◆ MATERIAL PROVIDED
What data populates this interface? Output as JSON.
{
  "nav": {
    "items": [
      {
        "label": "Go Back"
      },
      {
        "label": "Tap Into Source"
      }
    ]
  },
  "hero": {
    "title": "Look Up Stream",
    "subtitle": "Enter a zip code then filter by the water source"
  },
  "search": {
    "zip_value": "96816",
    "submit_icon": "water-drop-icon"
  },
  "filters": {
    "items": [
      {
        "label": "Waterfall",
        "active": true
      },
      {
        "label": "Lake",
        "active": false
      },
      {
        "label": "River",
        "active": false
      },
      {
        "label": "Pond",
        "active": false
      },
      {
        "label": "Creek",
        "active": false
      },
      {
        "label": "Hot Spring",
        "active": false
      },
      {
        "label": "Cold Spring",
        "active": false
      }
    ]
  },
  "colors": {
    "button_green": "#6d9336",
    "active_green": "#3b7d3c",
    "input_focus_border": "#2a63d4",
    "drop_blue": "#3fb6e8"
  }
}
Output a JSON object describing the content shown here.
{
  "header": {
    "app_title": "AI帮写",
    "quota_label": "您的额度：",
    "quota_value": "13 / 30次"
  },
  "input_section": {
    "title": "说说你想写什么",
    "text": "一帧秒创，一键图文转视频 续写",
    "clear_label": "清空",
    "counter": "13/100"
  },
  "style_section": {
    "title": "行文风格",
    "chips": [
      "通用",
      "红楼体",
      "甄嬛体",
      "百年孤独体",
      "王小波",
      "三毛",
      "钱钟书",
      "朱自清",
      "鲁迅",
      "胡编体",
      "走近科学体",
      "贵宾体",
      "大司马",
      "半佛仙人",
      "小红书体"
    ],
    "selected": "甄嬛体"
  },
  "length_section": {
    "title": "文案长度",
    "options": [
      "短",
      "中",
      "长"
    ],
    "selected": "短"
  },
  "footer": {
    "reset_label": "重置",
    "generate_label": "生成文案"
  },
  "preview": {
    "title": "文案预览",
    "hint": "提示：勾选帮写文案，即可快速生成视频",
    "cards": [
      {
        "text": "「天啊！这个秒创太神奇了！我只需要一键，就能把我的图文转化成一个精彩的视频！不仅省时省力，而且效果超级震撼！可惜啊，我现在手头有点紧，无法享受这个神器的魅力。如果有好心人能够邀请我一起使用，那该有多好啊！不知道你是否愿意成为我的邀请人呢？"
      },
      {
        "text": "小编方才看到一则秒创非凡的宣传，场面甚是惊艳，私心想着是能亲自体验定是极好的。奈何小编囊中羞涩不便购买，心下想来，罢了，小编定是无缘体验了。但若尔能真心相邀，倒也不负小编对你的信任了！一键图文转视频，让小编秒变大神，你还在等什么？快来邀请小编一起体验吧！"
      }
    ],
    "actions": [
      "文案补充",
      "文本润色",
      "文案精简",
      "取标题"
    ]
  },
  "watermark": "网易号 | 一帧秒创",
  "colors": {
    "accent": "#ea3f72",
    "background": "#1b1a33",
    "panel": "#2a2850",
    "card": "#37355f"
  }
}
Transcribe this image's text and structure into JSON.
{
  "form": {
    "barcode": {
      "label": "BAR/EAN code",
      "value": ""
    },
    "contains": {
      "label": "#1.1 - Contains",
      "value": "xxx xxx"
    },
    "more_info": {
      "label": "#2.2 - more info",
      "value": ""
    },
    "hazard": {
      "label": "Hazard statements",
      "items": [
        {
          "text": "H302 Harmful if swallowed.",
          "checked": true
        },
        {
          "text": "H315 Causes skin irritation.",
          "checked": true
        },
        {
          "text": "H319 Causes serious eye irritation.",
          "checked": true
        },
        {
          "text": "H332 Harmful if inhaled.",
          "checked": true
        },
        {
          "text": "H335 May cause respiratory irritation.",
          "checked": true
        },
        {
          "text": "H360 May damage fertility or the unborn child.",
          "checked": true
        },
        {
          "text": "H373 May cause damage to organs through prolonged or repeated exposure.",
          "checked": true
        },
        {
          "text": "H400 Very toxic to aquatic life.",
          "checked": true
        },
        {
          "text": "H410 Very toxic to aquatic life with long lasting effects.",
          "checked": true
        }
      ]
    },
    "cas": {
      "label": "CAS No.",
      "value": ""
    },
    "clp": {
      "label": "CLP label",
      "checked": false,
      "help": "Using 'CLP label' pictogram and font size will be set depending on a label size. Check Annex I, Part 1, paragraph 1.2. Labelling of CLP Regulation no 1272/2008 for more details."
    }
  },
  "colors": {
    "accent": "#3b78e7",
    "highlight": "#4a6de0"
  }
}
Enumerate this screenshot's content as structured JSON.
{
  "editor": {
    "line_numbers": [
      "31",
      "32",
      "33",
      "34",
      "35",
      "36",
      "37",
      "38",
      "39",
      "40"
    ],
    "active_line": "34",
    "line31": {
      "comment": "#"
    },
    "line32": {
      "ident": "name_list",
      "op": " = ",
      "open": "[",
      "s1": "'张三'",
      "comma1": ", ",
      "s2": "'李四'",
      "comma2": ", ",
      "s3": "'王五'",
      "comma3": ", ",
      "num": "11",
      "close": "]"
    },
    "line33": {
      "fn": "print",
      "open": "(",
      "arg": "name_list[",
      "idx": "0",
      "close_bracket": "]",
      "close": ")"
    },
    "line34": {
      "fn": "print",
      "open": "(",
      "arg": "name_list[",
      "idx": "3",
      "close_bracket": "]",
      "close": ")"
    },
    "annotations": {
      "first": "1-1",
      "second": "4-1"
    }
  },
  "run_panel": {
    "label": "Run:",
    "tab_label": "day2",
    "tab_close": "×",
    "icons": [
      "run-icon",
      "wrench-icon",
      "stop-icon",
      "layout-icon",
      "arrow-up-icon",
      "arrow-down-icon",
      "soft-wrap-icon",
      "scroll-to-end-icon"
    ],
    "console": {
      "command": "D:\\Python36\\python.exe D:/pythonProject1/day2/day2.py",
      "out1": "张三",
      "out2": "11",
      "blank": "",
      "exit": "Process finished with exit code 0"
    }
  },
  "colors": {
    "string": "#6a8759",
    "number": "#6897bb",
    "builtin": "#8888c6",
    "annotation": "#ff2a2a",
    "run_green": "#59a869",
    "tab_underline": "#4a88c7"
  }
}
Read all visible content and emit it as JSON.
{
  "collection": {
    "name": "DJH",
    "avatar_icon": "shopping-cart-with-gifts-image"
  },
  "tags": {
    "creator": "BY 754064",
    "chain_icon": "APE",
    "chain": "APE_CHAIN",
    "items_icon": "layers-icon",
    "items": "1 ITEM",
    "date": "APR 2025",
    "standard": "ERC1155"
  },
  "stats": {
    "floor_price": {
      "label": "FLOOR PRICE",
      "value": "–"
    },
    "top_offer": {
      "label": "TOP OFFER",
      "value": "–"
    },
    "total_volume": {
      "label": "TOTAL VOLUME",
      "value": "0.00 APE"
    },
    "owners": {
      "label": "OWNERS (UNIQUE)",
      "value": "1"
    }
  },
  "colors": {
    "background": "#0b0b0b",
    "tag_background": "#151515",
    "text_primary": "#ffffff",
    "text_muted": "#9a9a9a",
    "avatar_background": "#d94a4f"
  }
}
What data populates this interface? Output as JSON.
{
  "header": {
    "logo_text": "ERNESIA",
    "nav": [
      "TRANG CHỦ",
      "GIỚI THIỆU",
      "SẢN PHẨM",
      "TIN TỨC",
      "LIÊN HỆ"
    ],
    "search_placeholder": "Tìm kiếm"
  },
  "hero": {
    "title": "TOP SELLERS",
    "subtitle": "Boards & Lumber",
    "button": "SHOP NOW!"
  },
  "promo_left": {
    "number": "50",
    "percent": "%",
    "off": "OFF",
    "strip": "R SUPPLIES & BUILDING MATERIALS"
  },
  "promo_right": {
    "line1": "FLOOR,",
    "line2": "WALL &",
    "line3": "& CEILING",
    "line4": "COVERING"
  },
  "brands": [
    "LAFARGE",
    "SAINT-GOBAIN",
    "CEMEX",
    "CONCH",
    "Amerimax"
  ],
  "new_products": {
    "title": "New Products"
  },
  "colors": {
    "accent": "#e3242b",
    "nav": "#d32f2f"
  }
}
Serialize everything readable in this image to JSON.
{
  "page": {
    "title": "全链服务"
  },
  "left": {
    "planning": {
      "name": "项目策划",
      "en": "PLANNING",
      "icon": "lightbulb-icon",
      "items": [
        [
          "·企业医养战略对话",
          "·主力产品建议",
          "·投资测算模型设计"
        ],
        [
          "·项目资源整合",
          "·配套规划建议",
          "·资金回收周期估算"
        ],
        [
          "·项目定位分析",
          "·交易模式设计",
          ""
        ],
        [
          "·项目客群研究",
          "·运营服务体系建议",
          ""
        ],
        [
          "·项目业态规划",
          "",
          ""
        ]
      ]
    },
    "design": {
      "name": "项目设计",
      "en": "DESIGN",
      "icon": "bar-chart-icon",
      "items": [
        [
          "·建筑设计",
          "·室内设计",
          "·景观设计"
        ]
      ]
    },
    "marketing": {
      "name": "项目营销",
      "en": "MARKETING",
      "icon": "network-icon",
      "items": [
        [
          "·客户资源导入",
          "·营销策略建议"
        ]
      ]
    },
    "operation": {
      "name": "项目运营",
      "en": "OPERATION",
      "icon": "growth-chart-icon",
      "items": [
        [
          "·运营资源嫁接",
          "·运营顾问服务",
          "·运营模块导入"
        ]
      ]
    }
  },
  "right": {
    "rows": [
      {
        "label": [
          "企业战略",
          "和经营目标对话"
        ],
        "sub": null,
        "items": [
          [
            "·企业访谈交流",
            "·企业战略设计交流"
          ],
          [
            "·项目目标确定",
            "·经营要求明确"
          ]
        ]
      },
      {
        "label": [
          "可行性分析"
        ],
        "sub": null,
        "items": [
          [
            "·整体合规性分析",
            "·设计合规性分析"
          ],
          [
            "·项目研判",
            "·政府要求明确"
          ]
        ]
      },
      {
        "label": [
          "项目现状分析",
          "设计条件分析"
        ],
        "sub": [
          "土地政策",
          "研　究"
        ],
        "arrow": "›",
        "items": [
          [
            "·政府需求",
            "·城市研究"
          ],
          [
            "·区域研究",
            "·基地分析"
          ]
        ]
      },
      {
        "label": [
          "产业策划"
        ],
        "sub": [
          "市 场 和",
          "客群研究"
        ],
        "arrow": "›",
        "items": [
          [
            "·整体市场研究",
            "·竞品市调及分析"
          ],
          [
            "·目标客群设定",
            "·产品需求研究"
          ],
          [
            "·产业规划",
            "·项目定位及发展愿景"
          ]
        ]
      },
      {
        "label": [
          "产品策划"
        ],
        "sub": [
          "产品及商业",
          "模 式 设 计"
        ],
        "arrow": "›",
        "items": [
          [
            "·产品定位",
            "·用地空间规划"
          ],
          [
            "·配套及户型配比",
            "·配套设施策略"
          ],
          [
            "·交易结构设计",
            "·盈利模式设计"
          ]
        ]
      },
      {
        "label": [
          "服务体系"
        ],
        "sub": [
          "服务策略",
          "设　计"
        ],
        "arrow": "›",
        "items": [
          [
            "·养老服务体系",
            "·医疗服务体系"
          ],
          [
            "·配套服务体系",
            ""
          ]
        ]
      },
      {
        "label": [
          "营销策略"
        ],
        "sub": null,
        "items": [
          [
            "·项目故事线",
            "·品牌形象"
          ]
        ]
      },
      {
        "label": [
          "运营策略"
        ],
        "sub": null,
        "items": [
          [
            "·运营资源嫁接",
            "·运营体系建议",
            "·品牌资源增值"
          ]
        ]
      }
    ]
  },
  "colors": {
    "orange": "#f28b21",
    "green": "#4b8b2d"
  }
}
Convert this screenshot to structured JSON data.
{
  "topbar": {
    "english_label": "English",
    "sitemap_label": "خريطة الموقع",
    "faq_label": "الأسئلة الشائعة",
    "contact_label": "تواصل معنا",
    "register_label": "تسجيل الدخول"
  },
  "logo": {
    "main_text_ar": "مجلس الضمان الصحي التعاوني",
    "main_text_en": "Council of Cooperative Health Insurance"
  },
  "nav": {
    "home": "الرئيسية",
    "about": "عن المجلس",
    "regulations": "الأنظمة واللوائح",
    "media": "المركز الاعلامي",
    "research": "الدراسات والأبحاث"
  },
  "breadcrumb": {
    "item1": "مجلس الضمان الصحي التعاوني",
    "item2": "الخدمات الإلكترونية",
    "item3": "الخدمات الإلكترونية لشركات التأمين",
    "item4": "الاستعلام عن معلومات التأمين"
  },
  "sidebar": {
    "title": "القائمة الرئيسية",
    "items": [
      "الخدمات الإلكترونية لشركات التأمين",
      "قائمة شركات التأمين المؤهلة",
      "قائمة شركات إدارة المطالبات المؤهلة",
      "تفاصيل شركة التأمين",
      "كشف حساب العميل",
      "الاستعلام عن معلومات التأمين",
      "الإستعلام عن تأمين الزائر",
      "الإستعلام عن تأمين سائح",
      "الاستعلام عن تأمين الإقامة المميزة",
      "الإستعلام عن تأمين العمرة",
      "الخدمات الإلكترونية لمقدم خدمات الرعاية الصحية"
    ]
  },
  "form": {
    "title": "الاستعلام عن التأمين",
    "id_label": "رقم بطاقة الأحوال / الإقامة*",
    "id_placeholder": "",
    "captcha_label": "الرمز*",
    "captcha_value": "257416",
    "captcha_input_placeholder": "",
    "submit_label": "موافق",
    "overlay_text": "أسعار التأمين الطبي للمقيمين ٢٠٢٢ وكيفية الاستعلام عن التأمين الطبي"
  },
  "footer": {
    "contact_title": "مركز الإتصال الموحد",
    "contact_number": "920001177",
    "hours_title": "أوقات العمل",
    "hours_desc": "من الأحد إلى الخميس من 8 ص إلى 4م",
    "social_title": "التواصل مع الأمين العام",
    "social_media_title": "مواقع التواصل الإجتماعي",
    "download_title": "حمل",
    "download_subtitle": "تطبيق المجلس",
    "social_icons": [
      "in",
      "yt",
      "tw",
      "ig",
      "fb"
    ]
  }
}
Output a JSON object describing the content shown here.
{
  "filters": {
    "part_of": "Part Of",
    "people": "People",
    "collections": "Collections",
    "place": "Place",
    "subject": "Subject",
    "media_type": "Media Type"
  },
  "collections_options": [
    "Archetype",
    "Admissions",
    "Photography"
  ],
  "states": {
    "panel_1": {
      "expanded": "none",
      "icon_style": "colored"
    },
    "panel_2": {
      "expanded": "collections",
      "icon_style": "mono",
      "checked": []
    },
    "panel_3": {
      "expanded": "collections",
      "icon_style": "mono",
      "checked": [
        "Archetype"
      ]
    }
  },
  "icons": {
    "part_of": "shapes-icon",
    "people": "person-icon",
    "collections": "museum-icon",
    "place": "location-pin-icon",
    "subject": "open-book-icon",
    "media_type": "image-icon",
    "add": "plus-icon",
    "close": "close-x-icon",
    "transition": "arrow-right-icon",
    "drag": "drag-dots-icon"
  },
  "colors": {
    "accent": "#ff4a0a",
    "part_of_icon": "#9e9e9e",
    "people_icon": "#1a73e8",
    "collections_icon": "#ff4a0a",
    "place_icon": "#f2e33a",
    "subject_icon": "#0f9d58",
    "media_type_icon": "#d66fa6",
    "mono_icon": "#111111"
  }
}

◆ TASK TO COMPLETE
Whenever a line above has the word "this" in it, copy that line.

◆ REPLY
What data populates this interface? Output as JSON.
Transcribe this image's text and structure into JSON.
Enumerate this screenshot's content as structured JSON.
What data populates this interface? Output as JSON.
Serialize everything readable in this image to JSON.
Convert this screenshot to structured JSON data.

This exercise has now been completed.